On the 50th anniversary of the state funeral of Sir Winston Churchill, the reputation of the “greatest Briton” is once again being debated. What were his successes and failures?
There are few potted biographies of Churchill these days that do not draw attention to his racism and imperialism, his belief that white Britons were at the top of the tree and destined to rule over others many thousands of miles away. For a man of his time, this was hardly uncommon, but some of his comments about black and Asian people are liable to make many of us wince these days.
As India’s independence leader and believer in non-violent protest, Gandhi has achieved an iconic status, not one that can be comfortably reconciled with Churchill’s oberservation that “it is alarming and nauseating to see Mr Gandhi, a seditious Middle Temple lawyer, now posing as a fakir… striding half-naked up the steps of the vice-regal palace”.
Sir Winston Churchill is also remembered for his treatment of rioting miners in south Wales in 1910. In trade union circles, he was the Liberal home secretary who sent in troops to restore order, but his precise role in events has been challenged. A decade later, he used the notorious Black and Tans, no strangers to extreme force, against the IRA in Ireland.
Churchill is best known for leading Britain through the second world war, which restored his reputation after the Gallipoli disaster in the first world war.
As first lord of the admiralty, responsible for the navy, he believed the war should be extended east, beyond the trenches of Europe. His military plan meant sending the fleet through the Dardanelles to seize Constantinople, ending Turkey’s role in the conflict.
Accordingly, in 1915, an attack was mounted at Gallipoli, with troops from Britain, France, Australia and New Zealand launching a land invasion. Fighting lasted for nine months, with heavy casualties on both sides, before allied troops were evacuated, having failed in their mission.
In London, the failure led to the formation of a coalition government, with Conservatives brought into the fold and Churchill demoted. He believed he was “finished” and his political opponents rarely let him forget how his master plan for the Dardanelles had ended so tragically.
A lesser – some might say less egotistical – man might have slunk away at this stage of his life, questioning his own abilities as a military campaigner. Churchill did not, and for that Britons today must be thankful – despite the terrible loss of life in the second world war.
While in the build-up, Neville Chamberlain hoped that war with “barbaric” Nazi Germany would never come, Churchill, now a Conservative, knew it would and that Britain had to be prepared – or face a foreign invasion that could have led to its end as an independent country.
He replaced Chamberlain as prime minister during the early stages of the war, following the Norway debacle. The irony is that Chamberlain resigned after an unsuccessful military campaign whose main architect had been first lord of the admiralty Winston Churchill.

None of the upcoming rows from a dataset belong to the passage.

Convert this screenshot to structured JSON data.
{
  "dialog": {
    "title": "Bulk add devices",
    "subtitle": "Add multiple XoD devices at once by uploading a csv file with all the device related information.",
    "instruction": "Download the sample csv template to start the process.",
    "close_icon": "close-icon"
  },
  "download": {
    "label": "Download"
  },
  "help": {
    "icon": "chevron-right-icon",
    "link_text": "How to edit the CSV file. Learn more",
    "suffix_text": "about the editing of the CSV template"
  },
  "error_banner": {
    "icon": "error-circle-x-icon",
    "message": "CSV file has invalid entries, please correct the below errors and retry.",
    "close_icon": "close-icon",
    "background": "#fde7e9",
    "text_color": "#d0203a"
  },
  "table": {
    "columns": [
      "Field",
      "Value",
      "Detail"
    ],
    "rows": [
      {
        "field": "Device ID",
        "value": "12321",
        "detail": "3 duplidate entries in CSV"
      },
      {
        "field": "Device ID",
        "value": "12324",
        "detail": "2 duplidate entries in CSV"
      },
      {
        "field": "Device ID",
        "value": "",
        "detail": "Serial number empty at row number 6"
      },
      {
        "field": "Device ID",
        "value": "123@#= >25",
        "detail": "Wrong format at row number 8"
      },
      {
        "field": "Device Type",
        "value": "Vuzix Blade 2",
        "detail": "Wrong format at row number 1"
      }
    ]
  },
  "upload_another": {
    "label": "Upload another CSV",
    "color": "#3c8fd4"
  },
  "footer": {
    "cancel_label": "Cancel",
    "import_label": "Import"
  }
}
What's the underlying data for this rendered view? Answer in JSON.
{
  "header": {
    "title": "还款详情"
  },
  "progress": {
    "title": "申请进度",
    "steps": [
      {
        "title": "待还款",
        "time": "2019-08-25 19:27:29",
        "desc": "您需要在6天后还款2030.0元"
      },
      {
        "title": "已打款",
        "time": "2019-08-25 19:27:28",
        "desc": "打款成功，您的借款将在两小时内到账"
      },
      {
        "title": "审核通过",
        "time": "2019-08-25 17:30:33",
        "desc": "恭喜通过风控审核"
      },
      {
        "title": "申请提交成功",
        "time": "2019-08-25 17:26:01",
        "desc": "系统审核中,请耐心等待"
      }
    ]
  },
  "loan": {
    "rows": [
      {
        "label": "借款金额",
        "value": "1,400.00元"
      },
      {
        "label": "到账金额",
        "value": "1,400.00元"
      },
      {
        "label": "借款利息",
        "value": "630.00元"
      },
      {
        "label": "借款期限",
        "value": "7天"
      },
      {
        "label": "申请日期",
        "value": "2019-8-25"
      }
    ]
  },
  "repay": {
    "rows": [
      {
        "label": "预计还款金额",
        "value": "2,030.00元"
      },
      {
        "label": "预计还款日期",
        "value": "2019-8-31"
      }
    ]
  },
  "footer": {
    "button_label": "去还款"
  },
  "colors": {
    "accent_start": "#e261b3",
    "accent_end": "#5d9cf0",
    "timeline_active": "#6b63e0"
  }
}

While Gallipoli had led to demotion, Norway led to promotion – to the highest office in the land. But Churchill would not always be tarred by his failures, despite the need to evacuate the British Expeditionary Force from Dunkirk. His finest hour was just beginning.
Churchill had his flaws - but his legacy is with us today. Read Alex Thomson's blog.
The prime minister realised that unlike the first world war, the second would be fought from the air. Had Britain not managed to defeat the Luftwaffe in the Battle of Britain in 1940, with Hitler waiting to invade, British history would have followed a different course.
Before Russia’s entry into the war, Britain stood alone, hoping for US assistance – with only Churchill’s “we will never surrender” rhetoric in the House of Commons and on the radio to raise people’s flagging spirits.
These were soon lifted by America’s decision, after Pearl Harbor, to declare war on Germany, along with British victory at El Alamein and German defeat, at the hands of the Russians, at Stalingrad. D-Day was still to come.
Of course Churchill cannot be credited with every British victory in the second world war, in the same way he cannot be criticised for every defeat. Nor can Britain claim to have defeated Hitler’s Germany on its own. Far from it.
But it was Churchill’s understanding that Britain would not be able to watch the war from the sidelines, and the indomitable spirit he displayed during Britain’s darkest hour, that deserves praise. Quite simply, he was the right person at the time and no-one else would have done a better job.
Had Britain been defeated, Churchill’s reputation would not be what it is today. But it was not.
Not that this worked for him at the 1945 election, when he was rejected by the voters in favour of Clement Attlee’s Labour party, which won a landside. His sky-high approval ratings in opinion polls suggested victory was in reach. But to the British people, after years of sacrifice, Labour’s unequivocal commitment to a welfare state held more allure.
For years, Churchill had neglected domestic politics so he could concentrate on the war effort. This proved his undoing in 1945, but six years later, in 1951, he was back in power.